The thought has been there for a while. With the 10 year show Retrospect, we sold it out by our own without a support act. We had a live stream, sold thousands of tickets with that. So we thought “we can do that in Netherlands”. The concept we had with an empty hall and bringing everything inside – it already was like the organisation of a festival but without other bands. Logistic-wise it was interesting to do. We’ve done so many things like getting an orchestra from Hungary. We played in cool venues and thought “we can go bigger” so why not now. We bounded the strengths with other bands and we started with our idea. It’s been done for 2 times now. For the 1st edition, we are looking for a date around the beginning of next year. It takes a lot of preparations, checking if the bands are on tour..
It’s different being in the organisation than being a band. It’s not that I will be in an office our refill the fridge of Sepultura (laughs).
Then we thought of Brazil, they don’t have the concept like we know around here. There it’s more playing alone as a band and most of the time people are supporting the local bands. It was very cool to gather more bands there at one day, but for logistics it’s tough because you’re on the other side of the world. We wanted to know if it would work on another location and it does. Maybe next time we will organise our festival in France, it does not have to be Brasil again. The name ‘Epic Metal Fest’, we have it now and we can do with it what we want.

For making a line-up, how do you choose the bands playing at your festival?
It depends on a lot of things. If bands are on tour, it’s easier to get them in the line-up but if it’s for a single gig, they have to come across the world. Every member of our band makes a list, we lay them next to each other to see if there’s an overlay. If we have a genre, it’s good to have a second band in the genre. If we ask one death metal band for example next to 10 other bands, a fan will not pay a ticket for just one band. That’s something to consider. But the list starts with the bands we want.

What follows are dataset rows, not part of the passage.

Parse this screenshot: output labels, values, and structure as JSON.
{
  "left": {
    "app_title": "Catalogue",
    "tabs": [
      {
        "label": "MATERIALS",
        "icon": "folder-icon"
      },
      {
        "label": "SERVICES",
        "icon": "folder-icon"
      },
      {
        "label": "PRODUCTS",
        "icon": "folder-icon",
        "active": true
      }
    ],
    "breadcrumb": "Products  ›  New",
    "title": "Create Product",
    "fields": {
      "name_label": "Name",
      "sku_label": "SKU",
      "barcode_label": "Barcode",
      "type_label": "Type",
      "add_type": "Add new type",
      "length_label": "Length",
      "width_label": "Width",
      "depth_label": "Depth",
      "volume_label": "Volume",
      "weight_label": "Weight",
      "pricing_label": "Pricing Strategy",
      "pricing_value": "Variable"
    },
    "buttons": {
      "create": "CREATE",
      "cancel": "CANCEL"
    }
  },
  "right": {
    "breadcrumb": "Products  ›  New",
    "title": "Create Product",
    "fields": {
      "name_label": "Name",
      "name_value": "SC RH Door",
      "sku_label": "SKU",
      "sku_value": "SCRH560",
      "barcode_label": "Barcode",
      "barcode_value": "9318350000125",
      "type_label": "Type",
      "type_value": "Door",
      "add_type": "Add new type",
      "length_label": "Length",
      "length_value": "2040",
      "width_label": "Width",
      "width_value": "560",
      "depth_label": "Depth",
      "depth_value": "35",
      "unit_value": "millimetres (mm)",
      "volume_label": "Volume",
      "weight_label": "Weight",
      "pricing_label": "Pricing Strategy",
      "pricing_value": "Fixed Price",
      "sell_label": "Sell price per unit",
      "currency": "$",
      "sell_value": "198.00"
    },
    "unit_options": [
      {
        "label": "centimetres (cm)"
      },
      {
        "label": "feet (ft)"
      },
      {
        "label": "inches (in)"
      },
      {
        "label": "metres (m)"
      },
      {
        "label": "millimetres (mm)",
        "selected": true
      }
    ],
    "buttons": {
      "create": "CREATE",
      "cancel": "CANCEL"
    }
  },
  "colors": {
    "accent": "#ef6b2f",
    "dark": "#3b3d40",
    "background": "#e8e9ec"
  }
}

It’s more like “Epica and friends”: bands we played with, we saw on other venues, we had a drink with..

Is there one band in particular you want to book for Epic Metal Fest?
Each year I try to ask Soilwork but it never worked because they had other things to do. I’m a big fan so that would be cool.